During a week in which President Obama repeatedly called for the closure of tax loopholes for the very wealthy, a working class fan who caught a baseball found himself immersed in a debate about tax fairness. His gracious actions, and their resulting tax implications, reveal much about our government’s fiscal policies.

See the Ball, Catch the Ball

On July 9th, Derek Jeter began a baseball game against the Tampa Bay Rays with a career total of 2,998 hits. He would eventually hit successfully in all five batting appearances that day, ending the game with 3,003 in total.

His second appearance, though, led to the historic event that allowed him to ascend to the 3,000 hit level. And he met the challenge in a most dramatic fashion, socking a home run that soared into the stands instead of simply grounding a ball through the infield.

The nature of his hit set off a series of events that ultimately involved the Internal Revenue Service. A 23 year old cell phone salesman named Christian Lopez caught the ball and returned it to Mr. Jeter after the game as a keepsake. Jeter and the Yankees, grateful that he didn’t sell the ball at auction, rewarded him with game paraphernalia, autographs, and free tickets for future games.

How much could Lopez have earned by selling the ball at an auction? There’s no way to know for sure, but Bloomberg speculated that he might have received as much as $250,000. It may have sold for a far higher amount; Barry Bonds’ record breaking 756th career home run ball, for instance, actually sold for a whopping $752,467 in 2007.

Enter The Tax Man

Although Mr. Lopez did not pay or receive any money as a result of these events, he is now in need of expert tax advice. That’s because his brief catch represented a compensatory activity that resulted in his receipt of an item with resale value. In other words, to put it simply, he did some work and received compensation, thus making him liable for income taxes on his receipt.

Wait a minute … he gave the ball back to Mr. Jeter, didn’t he? Yes, but his generous gesture represents a personal gift, and donors of personal gifts must pay taxes on gifts of items with values exceeding $13,000 under American tax law. In other words, the loss that he incurred by “gifting” the ball back to Mr. Jeter cannot fully off-set the value that he received by catching the ball earlier that day.

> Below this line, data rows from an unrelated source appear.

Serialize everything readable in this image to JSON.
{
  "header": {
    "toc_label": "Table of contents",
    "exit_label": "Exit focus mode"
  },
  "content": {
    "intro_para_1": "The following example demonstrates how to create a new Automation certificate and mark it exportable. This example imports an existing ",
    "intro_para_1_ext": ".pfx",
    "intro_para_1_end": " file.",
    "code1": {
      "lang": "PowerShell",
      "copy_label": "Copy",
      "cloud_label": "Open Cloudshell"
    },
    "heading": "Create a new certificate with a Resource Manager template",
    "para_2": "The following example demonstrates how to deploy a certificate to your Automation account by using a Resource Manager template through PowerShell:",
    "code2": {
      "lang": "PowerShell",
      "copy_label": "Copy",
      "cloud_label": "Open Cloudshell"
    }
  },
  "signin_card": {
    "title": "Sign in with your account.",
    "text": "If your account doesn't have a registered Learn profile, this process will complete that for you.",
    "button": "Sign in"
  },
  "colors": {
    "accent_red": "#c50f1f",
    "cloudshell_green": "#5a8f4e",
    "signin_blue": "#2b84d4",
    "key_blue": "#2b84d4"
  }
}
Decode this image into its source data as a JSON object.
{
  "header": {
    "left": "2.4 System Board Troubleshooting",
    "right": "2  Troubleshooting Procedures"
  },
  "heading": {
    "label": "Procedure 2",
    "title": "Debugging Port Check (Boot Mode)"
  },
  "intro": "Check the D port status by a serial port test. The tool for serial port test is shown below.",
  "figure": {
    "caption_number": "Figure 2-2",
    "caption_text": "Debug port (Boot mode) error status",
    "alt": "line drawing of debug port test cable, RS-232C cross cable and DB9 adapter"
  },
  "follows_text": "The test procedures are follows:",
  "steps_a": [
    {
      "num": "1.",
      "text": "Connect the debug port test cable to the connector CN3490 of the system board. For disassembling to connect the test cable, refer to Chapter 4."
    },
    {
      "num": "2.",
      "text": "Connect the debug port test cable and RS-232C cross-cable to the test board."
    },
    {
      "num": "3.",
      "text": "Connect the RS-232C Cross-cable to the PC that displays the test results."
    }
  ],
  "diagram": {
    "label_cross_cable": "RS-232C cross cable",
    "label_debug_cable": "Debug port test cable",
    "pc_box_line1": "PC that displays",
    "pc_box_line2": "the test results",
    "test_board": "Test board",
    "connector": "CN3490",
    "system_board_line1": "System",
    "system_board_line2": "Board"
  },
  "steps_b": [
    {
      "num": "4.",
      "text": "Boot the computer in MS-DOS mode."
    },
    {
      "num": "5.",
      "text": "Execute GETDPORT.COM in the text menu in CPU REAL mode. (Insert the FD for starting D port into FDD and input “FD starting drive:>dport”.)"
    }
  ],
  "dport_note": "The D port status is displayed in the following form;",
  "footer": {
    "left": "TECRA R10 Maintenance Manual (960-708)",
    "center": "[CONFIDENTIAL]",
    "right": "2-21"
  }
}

Furthermore, the fan’s receipt of the merchandise and tickets may itself represent the collection of taxable compensation. Thus, he may need to pay income taxes on his receipt of those items, whether or not he ever actually resells them. And although a number of organizations have stepped forth and volunteered to pay some or all of his tax obligations on his behalf, such acts may themselves represent taxable gifts, leading to additional tax obligations for the firms or Mr. Lopez.

Back in Washington

Meanwhile, while these events were unfolding, President Obama continued his tussle with Republican Congressmen over the tax code. The Congressmen continued to insist that the federal government already overtaxes the American people and should not attempt to balance the federal budget through additional tax increases, while the President responded that many wealthy Americans are beneficiaries of tax loopholes that can be equitably closed.

One group of beneficiaries, the President notes, consists of wealthy managers of hedge funds. Such individuals generally pay a relatively low 15% capital gains tax on their “carried interest” earnings, an amount that is less than half of the current 35% top marginal tax rate that Mr. Lopez may end up paying on his earnings and gifts.

It may take months for Mr. Lopez to sort out all of the tax implications of his moment of glory. Hopefully, though, our representatives in Washington will not wait that long to reassess the practical implications of their taxation policies on fans who catch baseballs in the stands.